Disruptive technology is taking over the financial services industry, much like technology has reshaped the retail, hotel, music, and taxi industries in recent years. While investment in the Fintech market has been growing rapidly and substantially—from $514.5 million in 2010 to $7.6 billion in 2015—the regulatory framework is still immature, and we should expect to see substantial development in the near future. Fintech innovations bring major benefits to the economy and consumers, but they also raise concerns in relation to data privacy, security, and equality of access. For example, mobile payments create a parallel system outside the banking system, which central banks do not have the authority to oversee. Bank regulators worry that consumer data can be breached by, or through, third parties that gain access to data in the course of processing transactions, performing marketing roles, and offering shared or co-branded products or other services. Target’s major security breach in 2013 was initiated through its air-conditioning vendor.
“These laws are bad for people, bad for business and bad for job growth,” declared Brad Smith, Microsoft’s president and chief legal officer, in the wake of Anti-LGBTQ laws being enacted across the country. On March 23, 2016, Governor Pat McCrory signed House Bill 2 (HB2) into law. This bill destroyed all existing anti-discrimination protections for LGBTQ people throughout the state of North Carolina.
On April 13, 2016, the Federal Reserve and the Federal Deposit Insurance Corporation (FDIC) jointly announced that five major banks – JPMorgan Chase, Bank of America, State Street, Wells Fargo and Bank of New York Mellow – failed to fulfill an important regulatory requirement of the Dodd-Frank Act, the major piece of legislation introduced in 2010 by Congress following the 2008 debacle. The “living wills” provision of the Dodd-Frank Act demands that big banks provide regulators with carefully drafted plans for how they would deal with a potential bankruptcy. This ambitious section seeks to make it easier for bank regulators to oversee potential bankruptcies by providing an orderly method to avoid the kind of chaos that followed the Lehman Brothers’ bankruptcy. The current process requires banks to submit updated living wills every year. Whether living wills pass muster critically hinges on whether they are “credible.”
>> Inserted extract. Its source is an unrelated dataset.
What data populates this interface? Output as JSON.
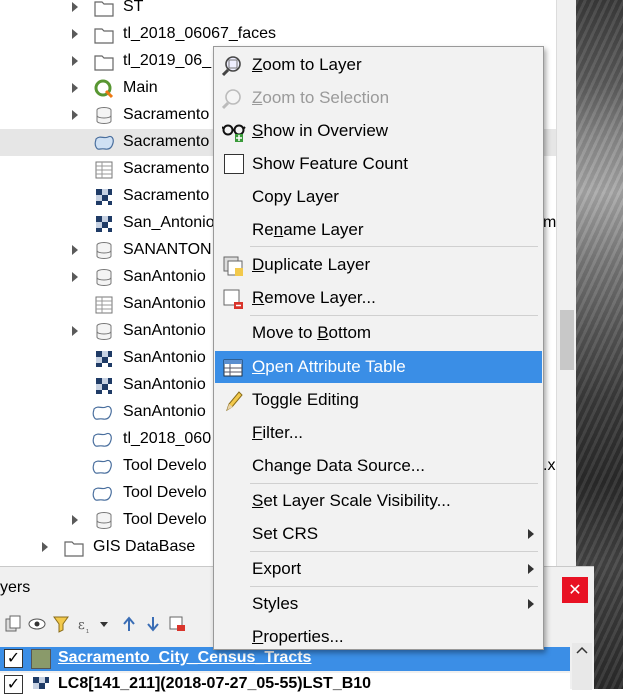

Circle, a Boston-based Bitcoin start-up, was recently awarded the U.K.’s very first Electronic Money License. This award is a tangible sign of the English government’s commitment to promoting the development of financial technology. Furthermore Circle was not only selected for a license, it was also placed into the British “Innovation Hub,” which offers support to innovators in financial technology. The license allows Circle to help its customers transfer money via a mobile app in the U.K. This license also enables Circle to build a business relationship with Barclays, a major British bank that has tremendous interest in financial technology.
Circle, founded in 2013, is a start-up that allows its customers to use virtual currency in order to transfer money cheaply and quickly. It is backed by giant investors, such as Goldman Sachs and IDG Capital Partners. Traditional Bitcoin companies act as trading companies and focus their business on helping their customers buy and sell Bitcoins. Circle still possesses this traditional function, but their innovative emphasis is on facilitating the transfer of money between different national currencies. Customers can use dollars to buy Bitcoin and hold it for a short period of time before transferring the Bitcoin into pounds. By using Bitcoin as a medium, Circle allows people to exchange dollars and pounds instantly, with no cost. Circle customers will also be able to transfer money for euros in the near future, since its license is valid in the European Union as well.